▸ **What you have to do**:
Restate every record exactly, with nothing skipped.

▸ **Records provided**:
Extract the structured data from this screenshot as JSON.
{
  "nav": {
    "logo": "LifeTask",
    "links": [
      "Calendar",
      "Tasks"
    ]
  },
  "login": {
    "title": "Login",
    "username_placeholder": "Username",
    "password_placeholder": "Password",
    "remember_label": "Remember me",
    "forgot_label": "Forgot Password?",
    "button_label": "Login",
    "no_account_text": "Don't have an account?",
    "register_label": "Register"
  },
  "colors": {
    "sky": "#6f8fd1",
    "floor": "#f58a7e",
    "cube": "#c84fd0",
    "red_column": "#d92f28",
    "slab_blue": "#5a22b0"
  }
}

▸ **Output**:
Extract the structured data from this screenshot as JSON.
{
  "nav": {
    "logo": "LifeTask",
    "links": [
      "Calendar",
      "Tasks"
    ]
  },
  "login": {
    "title": "Login",
    "username_placeholder": "Username",
    "password_placeholder": "Password",
    "remember_label": "Remember me",
    "forgot_label": "Forgot Password?",
    "button_label": "Login",
    "no_account_text": "Don't have an account?",
    "register_label": "Register"
  },
  "colors": {
    "sky": "#6f8fd1",
    "floor": "#f58a7e",
    "cube": "#c84fd0",
    "red_column": "#d92f28",
    "slab_blue": "#5a22b0"
  }
}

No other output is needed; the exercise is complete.